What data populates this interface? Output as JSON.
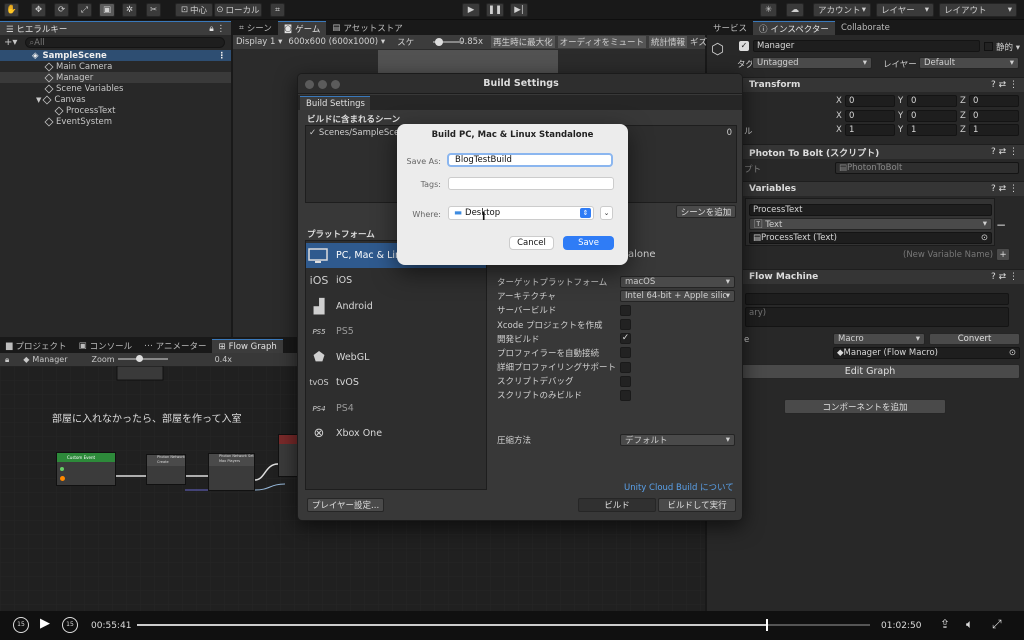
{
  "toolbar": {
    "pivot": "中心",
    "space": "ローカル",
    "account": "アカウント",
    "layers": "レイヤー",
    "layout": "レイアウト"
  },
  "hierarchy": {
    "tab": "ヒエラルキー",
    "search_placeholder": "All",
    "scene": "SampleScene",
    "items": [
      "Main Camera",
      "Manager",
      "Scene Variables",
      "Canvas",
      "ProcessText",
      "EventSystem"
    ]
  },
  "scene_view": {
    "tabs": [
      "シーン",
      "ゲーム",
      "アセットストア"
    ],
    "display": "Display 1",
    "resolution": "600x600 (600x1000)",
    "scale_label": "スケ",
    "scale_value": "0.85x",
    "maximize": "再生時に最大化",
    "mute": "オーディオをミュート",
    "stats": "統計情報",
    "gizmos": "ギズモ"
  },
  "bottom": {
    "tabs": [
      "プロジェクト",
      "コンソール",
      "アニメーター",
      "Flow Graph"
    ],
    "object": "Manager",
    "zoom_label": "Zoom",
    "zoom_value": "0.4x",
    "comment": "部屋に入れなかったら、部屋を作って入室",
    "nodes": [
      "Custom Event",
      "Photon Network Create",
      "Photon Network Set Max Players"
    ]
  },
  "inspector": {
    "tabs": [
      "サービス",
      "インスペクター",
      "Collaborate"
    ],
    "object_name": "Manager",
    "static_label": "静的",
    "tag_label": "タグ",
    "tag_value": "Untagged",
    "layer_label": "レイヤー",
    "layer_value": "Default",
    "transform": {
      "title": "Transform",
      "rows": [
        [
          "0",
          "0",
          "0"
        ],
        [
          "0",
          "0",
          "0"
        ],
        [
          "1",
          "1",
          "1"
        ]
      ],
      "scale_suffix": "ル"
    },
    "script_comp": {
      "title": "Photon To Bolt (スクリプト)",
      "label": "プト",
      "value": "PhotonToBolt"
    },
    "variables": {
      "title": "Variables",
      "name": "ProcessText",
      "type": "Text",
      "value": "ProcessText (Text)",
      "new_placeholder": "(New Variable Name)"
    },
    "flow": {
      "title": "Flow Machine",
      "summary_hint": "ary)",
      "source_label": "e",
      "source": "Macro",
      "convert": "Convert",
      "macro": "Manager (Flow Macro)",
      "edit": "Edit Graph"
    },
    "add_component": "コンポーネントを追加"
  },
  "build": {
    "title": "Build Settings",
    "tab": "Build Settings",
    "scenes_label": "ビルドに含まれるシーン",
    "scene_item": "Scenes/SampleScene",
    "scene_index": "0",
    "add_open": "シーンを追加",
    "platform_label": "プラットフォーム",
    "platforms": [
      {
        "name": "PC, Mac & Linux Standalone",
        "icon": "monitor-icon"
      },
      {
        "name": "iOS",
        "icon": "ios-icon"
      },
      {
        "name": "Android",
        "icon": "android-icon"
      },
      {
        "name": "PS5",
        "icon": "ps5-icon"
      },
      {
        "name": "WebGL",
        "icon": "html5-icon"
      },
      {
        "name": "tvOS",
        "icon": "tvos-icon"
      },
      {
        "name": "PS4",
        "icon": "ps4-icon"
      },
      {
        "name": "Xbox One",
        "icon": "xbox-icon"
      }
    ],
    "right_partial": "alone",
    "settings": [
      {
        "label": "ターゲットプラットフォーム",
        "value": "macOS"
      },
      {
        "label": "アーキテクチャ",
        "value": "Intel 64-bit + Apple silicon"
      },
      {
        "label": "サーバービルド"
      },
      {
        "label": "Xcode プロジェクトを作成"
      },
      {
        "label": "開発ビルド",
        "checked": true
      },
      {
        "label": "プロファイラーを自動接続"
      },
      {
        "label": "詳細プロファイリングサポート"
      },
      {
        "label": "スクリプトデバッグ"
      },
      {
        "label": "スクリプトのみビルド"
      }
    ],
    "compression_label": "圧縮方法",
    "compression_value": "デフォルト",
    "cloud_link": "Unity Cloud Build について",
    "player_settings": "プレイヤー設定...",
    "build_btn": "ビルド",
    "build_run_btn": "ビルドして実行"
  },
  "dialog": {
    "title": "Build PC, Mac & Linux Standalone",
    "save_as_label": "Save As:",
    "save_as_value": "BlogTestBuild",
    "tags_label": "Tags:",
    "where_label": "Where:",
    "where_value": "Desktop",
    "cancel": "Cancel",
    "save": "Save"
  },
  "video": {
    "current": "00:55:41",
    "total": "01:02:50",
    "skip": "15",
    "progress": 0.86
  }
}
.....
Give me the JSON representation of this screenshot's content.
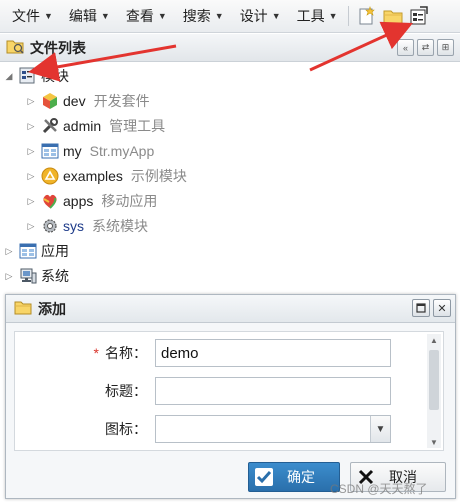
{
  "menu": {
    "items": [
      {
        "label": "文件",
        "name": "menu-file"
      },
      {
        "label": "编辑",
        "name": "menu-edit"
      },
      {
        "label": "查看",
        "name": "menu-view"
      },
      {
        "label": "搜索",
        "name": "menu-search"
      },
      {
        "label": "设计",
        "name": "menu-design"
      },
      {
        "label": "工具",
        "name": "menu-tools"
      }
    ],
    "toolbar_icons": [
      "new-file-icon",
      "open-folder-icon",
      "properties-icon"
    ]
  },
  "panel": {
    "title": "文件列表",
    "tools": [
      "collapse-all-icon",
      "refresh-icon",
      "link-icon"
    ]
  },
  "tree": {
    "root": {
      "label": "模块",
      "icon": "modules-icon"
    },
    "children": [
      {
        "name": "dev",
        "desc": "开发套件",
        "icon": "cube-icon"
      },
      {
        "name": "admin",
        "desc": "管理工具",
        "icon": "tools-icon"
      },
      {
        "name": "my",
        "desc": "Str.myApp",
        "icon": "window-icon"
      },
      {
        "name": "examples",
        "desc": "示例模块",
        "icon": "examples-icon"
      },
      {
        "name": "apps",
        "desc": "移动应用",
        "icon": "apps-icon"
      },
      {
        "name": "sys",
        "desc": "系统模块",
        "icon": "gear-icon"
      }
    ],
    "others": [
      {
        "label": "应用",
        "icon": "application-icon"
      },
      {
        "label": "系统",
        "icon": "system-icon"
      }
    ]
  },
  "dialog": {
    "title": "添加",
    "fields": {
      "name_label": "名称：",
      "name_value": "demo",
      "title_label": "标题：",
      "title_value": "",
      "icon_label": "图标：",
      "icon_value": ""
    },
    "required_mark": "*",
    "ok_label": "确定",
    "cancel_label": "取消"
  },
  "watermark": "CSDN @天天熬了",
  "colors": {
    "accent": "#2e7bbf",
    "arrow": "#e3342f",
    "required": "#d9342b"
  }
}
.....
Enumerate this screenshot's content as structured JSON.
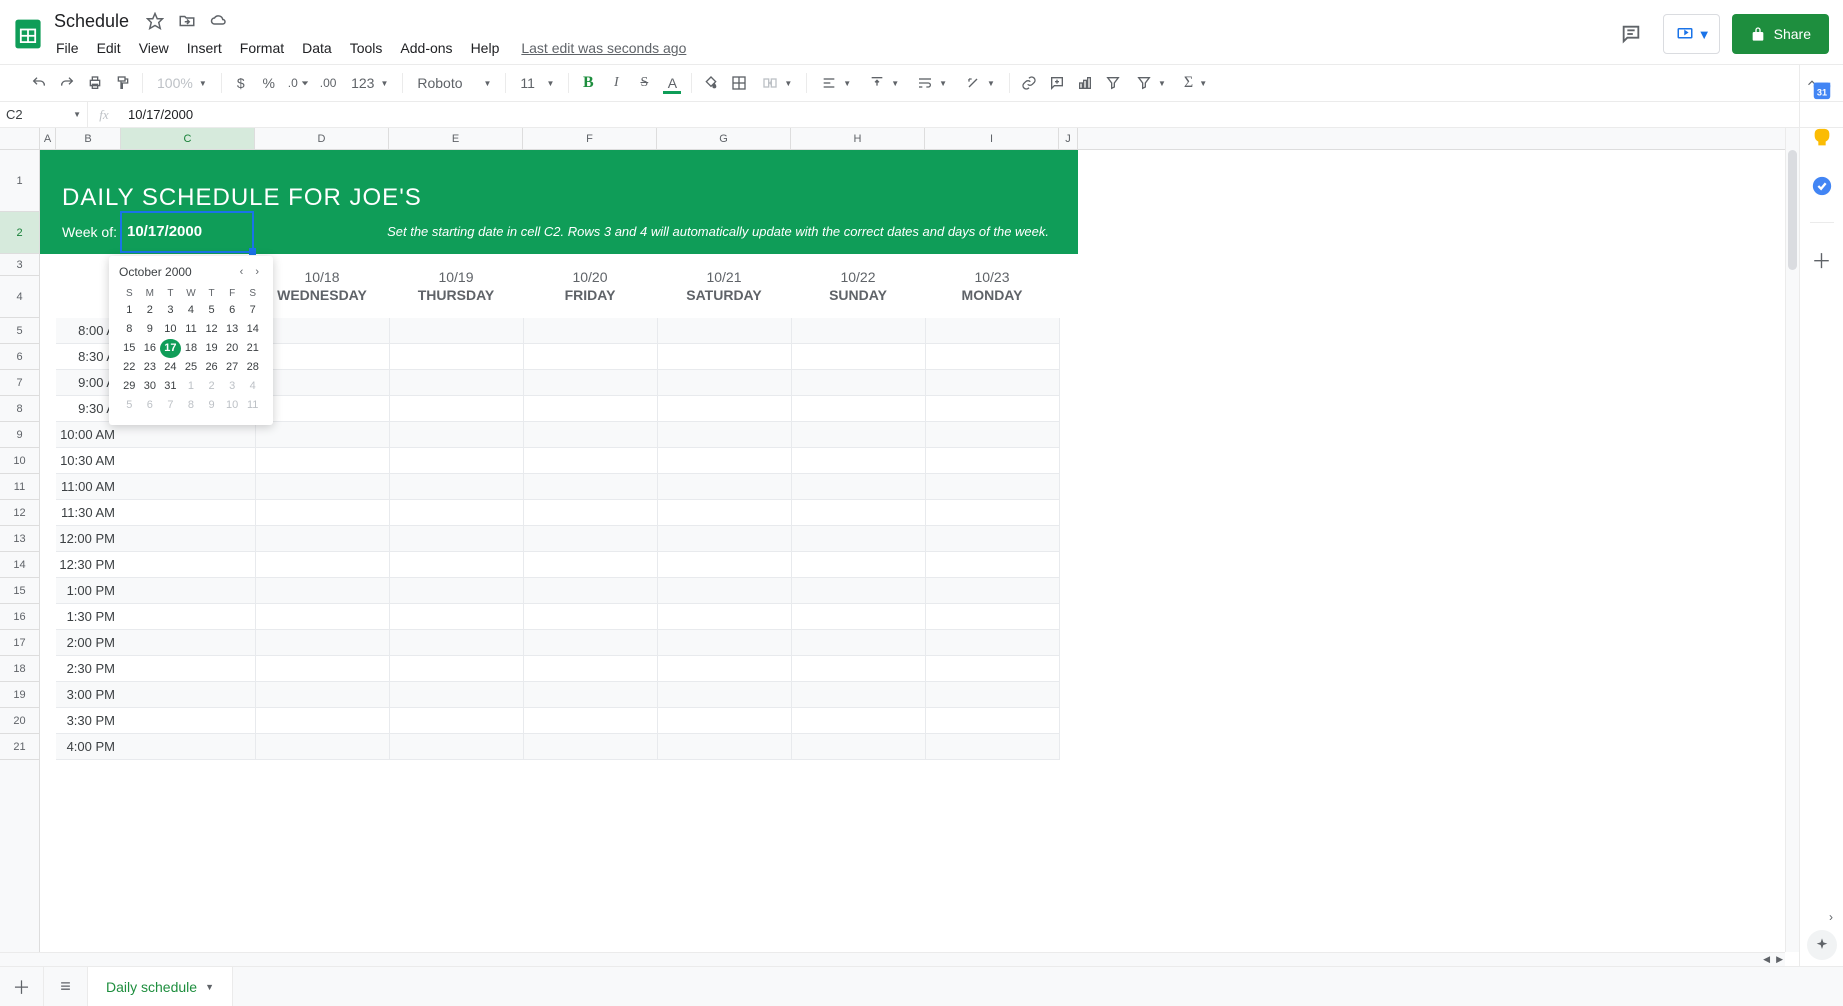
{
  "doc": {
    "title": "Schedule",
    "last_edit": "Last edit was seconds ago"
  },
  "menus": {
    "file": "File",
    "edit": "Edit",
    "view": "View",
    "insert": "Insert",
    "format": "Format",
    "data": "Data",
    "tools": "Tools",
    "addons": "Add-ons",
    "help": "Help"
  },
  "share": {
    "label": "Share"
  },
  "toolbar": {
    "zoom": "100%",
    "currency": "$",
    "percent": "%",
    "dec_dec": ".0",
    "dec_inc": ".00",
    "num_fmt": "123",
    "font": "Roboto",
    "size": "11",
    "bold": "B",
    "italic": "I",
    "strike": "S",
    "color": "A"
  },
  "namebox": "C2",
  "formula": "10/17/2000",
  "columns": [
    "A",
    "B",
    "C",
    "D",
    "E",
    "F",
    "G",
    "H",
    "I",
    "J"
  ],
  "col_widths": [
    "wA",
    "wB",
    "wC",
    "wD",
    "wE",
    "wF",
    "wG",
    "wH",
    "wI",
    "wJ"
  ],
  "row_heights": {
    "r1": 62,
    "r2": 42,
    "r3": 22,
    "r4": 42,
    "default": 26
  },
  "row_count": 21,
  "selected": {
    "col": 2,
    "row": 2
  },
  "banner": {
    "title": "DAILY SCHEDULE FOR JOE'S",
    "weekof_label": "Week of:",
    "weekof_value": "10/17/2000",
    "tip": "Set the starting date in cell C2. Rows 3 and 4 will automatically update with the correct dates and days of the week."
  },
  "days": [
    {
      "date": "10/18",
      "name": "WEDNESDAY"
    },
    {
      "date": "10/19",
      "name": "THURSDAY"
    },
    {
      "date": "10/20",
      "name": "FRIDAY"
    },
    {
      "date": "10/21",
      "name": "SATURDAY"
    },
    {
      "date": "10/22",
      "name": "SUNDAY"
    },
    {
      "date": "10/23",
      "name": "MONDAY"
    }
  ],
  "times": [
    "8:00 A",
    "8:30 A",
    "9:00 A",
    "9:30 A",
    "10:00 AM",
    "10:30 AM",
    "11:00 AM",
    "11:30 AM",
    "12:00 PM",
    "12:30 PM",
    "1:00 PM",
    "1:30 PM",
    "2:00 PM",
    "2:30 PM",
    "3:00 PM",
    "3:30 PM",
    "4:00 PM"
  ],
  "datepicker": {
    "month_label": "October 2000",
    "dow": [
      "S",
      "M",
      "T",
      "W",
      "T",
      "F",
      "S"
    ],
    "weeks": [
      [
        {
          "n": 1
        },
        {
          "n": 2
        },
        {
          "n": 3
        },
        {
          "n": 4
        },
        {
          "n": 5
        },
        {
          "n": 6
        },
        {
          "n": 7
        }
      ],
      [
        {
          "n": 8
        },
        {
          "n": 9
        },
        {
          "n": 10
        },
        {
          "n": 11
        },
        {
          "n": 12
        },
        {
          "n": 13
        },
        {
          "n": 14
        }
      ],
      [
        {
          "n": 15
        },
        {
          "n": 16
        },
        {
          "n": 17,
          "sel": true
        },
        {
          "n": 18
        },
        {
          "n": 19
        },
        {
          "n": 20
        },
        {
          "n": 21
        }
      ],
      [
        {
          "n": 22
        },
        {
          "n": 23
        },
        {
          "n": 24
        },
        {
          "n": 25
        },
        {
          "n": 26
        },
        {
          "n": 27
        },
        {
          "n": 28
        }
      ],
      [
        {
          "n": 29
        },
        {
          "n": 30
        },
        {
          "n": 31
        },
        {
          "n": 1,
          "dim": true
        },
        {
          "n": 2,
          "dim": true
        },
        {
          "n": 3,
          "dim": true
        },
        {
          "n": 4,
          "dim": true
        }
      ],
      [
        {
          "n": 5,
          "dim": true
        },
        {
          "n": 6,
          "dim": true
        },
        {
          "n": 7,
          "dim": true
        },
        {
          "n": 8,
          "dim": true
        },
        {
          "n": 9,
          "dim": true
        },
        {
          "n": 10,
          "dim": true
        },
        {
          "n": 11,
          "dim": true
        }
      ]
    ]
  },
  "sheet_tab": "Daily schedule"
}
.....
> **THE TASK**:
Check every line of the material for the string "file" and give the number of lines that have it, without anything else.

> **ANSWER**:
3